A public lecture by Don Kulick, Distinguished University Professor of Anthropology, Uppsala University, Sweden and 2020 UWA Institute of Advanced Studies Visiting Fellow.

The past two decades have seen a seismic shift in our understanding of what animals are, what they perceive and think, and what they are capable of. Biologists and ethologists who study animal behaviour have made vital contributions to this shift. However, a significant quantity of writing about animals comes from philosophers, humanities and social science scholars, as well as those working in professional sectors, including freelance animal trainers and behaviourists. What is behind this outpouring of interest in animals? And now that animals seem to have our collective ear, what exactly are they saying?

Don Kulick is Distinguished University Professor of Anthropology at Uppsala University, Sweden, where he directs the Engaging Vulnerability research program. He has published widely on sociolinguistics, gender and sexuality studies, disability studies, queer theory and animal studies.
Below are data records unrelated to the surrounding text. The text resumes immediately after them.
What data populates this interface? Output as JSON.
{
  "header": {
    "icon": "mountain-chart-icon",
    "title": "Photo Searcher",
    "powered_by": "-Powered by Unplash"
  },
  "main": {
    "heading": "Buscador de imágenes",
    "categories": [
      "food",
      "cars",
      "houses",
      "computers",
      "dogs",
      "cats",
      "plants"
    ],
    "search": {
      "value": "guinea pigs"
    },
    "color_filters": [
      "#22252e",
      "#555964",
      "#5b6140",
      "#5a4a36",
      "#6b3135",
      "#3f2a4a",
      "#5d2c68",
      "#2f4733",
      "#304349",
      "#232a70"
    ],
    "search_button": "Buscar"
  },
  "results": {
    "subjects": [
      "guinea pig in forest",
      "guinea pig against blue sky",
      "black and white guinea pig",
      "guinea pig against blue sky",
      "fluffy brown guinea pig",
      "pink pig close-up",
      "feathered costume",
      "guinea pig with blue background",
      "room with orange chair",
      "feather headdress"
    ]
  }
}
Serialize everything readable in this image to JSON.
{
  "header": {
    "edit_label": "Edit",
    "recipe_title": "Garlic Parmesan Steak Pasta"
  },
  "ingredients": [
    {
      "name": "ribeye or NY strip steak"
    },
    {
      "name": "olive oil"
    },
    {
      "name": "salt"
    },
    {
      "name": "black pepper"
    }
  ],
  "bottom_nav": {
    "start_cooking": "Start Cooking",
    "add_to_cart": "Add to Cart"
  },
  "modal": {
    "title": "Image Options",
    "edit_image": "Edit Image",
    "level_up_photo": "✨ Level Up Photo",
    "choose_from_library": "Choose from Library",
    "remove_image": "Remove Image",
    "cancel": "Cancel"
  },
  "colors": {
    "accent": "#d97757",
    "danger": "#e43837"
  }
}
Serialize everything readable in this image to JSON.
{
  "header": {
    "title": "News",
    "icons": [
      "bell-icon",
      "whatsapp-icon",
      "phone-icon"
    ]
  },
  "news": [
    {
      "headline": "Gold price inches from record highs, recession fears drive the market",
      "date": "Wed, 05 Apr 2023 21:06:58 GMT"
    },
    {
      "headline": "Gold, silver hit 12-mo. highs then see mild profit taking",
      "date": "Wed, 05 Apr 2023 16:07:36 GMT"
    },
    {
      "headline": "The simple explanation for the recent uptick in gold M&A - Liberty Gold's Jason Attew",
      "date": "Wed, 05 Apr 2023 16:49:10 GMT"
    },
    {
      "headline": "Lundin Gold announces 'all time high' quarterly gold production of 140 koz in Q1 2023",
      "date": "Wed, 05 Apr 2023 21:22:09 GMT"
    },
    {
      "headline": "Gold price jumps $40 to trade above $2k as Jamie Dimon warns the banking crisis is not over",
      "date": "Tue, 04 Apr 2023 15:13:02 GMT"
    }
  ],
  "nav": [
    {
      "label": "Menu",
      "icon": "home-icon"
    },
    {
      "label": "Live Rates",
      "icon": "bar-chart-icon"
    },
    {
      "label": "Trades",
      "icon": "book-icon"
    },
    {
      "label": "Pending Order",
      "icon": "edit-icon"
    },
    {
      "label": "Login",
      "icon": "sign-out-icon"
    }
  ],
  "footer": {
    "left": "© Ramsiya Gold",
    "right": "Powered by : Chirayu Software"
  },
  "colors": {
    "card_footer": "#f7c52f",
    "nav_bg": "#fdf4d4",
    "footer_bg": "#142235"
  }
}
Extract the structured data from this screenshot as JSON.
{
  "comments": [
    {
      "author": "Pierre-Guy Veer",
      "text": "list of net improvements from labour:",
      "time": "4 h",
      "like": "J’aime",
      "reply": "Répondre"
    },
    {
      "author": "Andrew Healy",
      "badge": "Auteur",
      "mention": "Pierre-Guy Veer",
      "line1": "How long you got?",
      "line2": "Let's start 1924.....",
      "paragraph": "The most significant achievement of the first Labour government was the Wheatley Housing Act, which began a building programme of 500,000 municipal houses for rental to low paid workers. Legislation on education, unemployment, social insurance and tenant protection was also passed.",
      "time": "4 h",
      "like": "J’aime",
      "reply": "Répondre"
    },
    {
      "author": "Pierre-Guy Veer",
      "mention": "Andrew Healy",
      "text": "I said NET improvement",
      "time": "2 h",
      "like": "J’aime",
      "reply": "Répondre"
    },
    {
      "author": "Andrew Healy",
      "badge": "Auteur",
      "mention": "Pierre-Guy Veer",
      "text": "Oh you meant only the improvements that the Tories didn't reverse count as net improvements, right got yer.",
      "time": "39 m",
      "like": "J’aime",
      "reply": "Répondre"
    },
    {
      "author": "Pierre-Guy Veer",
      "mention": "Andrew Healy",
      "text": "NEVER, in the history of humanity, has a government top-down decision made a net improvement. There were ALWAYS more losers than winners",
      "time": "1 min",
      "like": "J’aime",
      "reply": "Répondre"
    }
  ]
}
His most recent books are A Grammar and Dictionary of Tayap: the life and death of a Papuan language (with Angela Terrill, Mouton de Gruyter), and A Death in the Rainforest: how a language and a way of life came to an end in Papua New Guinea (Algonquin Books), both from last year.